  45. Bi W, Sapir T, Shchelochkov OA, et al. Increased LIS1 expression affects human and mouse brain development. Nat Genet 2009; 41:168.
  46. Potocki L, Bi W, Treadwell-Deering D, et al. Characterization of Potocki-Lupski syndrome (dup(17)(p11.2p11.2)) and delineation of a dosage-sensitive critical interval that can convey an autism phenotype. Am J Hum Genet 2007; 80:633.
  47. Potocki L, Chen KS, Park SS, et al. Molecular mechanism for duplication 17p11.2- the homologous recombination reciprocal of the Smith-Magenis microdeletion. Nat Genet 2000; 24:84.
  48. Yusupov R, Roberts AE, Lacro RV, et al. Potocki-Lupski syndrome: an inherited dup(17)(p11.2p11.2) with hypoplastic left heart. Am J Med Genet A 2011; 155A:367.
  49. Carmona-Mora P, Walz K. Retinoic Acid Induced 1, RAI1: A Dosage Sensitive Gene Related to Neurobehavioral Alterations Including Autistic Behavior.
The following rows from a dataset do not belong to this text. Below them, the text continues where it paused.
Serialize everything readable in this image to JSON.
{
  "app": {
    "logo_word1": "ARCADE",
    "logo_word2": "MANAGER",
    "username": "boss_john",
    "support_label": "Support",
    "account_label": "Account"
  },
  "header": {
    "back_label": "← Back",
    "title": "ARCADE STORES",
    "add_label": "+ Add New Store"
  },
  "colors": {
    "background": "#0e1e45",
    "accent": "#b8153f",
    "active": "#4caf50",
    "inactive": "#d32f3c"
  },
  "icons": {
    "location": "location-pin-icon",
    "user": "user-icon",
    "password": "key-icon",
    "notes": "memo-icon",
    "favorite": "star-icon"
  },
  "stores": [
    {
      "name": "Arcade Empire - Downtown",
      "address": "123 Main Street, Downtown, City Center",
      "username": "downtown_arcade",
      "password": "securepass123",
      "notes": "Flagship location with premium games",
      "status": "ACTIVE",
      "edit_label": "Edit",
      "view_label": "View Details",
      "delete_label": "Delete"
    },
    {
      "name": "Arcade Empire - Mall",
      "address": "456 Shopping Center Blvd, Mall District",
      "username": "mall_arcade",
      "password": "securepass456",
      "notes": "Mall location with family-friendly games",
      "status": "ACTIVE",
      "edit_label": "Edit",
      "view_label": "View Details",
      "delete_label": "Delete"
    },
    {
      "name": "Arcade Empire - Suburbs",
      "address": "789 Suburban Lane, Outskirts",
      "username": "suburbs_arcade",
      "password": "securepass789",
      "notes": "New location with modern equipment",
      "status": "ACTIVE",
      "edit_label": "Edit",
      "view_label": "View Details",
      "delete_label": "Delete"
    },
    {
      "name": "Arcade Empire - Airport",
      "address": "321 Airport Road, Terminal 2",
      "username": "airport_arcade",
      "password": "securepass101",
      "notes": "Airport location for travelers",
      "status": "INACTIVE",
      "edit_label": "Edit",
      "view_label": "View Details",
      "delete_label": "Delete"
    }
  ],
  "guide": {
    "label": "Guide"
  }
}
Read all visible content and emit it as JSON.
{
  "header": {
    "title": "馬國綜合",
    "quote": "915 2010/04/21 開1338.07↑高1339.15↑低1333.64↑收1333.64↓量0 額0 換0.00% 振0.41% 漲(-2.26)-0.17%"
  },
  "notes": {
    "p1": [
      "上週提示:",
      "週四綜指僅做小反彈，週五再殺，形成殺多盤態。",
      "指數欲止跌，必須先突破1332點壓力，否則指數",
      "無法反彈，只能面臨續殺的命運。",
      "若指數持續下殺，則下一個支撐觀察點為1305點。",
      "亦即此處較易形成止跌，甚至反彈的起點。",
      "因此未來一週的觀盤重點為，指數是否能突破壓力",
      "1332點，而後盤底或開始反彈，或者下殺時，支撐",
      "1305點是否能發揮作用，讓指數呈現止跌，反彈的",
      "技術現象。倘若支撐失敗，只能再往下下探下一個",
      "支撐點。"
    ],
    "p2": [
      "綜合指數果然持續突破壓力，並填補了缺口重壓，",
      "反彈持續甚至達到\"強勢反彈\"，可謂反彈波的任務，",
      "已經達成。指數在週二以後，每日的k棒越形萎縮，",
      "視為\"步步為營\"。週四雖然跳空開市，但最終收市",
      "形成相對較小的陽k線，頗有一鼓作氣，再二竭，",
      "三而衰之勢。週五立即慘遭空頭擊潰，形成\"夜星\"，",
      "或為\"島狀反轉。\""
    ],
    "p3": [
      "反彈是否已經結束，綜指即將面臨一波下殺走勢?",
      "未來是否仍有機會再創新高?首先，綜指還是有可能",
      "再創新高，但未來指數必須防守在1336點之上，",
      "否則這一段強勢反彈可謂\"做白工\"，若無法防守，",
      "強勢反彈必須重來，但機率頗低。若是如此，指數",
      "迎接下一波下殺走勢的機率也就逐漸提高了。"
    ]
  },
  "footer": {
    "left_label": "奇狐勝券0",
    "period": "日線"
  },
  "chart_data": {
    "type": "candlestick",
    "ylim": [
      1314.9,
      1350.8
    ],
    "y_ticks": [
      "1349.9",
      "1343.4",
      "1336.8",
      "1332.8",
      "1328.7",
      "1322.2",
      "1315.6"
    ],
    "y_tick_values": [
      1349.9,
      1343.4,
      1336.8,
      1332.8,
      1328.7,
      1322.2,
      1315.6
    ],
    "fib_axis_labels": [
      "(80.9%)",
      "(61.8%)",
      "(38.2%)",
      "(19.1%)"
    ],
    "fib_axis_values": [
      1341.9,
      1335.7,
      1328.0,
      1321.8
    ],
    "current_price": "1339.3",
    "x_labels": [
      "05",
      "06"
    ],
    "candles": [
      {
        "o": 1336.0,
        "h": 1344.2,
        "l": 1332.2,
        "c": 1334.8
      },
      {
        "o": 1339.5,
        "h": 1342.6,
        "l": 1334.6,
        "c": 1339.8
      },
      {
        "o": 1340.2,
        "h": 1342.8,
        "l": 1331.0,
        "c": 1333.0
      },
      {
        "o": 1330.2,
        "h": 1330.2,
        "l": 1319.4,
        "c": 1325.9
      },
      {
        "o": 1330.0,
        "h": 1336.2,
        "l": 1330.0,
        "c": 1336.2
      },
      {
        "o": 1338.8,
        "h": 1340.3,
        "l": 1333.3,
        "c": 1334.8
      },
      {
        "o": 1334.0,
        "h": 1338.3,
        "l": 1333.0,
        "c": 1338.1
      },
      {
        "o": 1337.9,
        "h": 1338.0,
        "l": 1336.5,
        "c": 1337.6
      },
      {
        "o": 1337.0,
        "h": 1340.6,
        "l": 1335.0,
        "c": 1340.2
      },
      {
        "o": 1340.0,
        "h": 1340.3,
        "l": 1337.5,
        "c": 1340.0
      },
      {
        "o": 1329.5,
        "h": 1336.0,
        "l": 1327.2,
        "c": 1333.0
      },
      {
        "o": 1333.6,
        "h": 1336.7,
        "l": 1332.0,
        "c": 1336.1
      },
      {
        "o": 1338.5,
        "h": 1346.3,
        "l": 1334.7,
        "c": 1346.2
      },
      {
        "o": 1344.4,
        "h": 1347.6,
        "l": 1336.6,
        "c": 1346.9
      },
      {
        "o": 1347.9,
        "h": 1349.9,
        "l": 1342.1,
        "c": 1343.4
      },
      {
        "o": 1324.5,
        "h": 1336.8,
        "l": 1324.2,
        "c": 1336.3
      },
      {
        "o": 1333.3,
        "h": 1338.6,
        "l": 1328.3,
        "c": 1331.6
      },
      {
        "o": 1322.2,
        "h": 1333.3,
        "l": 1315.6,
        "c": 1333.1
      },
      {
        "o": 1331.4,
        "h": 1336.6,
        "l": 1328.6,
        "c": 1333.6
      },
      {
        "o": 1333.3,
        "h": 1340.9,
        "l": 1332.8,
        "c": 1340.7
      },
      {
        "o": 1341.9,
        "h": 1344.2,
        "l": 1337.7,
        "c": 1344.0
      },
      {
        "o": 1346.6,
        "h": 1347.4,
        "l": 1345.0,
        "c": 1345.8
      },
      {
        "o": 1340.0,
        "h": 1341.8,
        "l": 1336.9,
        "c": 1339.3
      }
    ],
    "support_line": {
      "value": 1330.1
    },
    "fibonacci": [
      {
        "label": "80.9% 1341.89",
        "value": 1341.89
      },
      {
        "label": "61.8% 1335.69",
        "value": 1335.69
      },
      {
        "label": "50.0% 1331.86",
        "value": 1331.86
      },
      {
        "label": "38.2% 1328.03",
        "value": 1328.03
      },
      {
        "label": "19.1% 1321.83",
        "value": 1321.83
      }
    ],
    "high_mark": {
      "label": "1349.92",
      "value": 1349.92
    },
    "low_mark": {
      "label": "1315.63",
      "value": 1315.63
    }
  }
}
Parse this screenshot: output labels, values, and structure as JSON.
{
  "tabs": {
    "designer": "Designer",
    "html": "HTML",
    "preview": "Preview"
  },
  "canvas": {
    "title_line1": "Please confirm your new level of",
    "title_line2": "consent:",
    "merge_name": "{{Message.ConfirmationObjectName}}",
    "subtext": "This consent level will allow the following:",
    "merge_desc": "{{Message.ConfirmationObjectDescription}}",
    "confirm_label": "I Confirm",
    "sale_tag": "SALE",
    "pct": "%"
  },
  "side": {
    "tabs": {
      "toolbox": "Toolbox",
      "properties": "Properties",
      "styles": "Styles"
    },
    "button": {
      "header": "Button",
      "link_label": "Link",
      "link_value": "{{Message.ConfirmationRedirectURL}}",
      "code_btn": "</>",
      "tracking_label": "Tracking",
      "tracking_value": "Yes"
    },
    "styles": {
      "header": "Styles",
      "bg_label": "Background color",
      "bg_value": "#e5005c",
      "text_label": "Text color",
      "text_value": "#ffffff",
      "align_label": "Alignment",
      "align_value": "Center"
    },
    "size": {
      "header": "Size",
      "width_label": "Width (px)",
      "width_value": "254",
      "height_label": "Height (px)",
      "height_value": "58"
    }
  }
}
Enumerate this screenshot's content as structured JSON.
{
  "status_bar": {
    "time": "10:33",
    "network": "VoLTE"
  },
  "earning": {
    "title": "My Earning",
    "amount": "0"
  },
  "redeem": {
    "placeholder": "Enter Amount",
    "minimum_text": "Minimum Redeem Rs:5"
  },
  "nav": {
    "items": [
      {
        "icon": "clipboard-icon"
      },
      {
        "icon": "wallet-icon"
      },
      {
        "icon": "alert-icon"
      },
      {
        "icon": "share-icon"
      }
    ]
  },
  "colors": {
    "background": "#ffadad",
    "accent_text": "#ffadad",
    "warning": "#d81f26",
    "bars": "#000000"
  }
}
Curr Genomics 2010; 11:607.
  50. Soler-Alfonso C, Motil KJ, Turk CL, et al. Potocki-Lupski syndrome: a microduplication syndrome associated with oropharyngeal dysphagia and failure to thrive. J Pediatr 2011; 158:655.
  51. Sanchez-Valle A, Pierpont ME, Potocki L. The severe end of the spectrum: Hypoplastic left heart in Potocki-Lupski syndrome. Am J Med Genet A 2011; 155A:363.
  52. Kirchhoff M, Bisgaard AM, Duno M, et al. A 17q21.31 microduplication, reciprocal to the newly described 17q21.31 microdeletion, in a girl with severe psychomotor developmental delay and dysmorphic craniofacial features. Eur J Med Genet 2007; 50:256.
  53. Grisart B, Willatt L, Destrée A, et al. 17q21.31 microduplication patients are characterised by behavioural problems and poor social interaction. J Med Genet 2009; 46:524.
  54. Ensenauer RE, Adeyinka A, Flynn HC, et al. Microduplication 22q11.2, an emerging syndrome: clinical, cytogenetic, and molecular analysis of thirteen patients. Am J Hum Genet 2003; 73:1027.
  55. Ou Z, Berg JS, Yonath H, et al. Microduplications of 22q11.2 are frequently inherited and are associated with variable phenotypes. Genet Med 2008; 10:267.
  56. Yobb TM, Somerville MJ, Willatt L, et al. Microduplication and triplication of 22q11.2: a highly variable syndrome. Am J Hum Genet 2005; 76:865.
  57. Rees E, Kirov G, Sanders A, et al. Evidence that duplications of 22q11.2 protect against schizophrenia. Mol Psychiatry 2014; 19:37.
  58. Courtens W, Schramme I, Laridon A. Microduplication 22q11.2: a benign polymorphism or a syndrome with a very large clinical variability and reduced penetrance?--Report of two families. Am J Med Genet A 2008; 146A:758.
  59. Wentzel C, Fernström M, Ohrner Y, et al. Clinical variability of the 22q11.2 duplication syndrome. Eur J Med Genet 2008; 51:501.
  60. Okamoto N, Kubota T, Nakamura Y, et al. 22q13 Microduplication in two patients with common clinical manifestations: a recognizable syndrome? Am J Med Genet A 2007; 143A:2804.
  61. Frye RE. Mitochondrial disease in 22q13 duplication syndrome. J Child Neurol 2012; 27:942.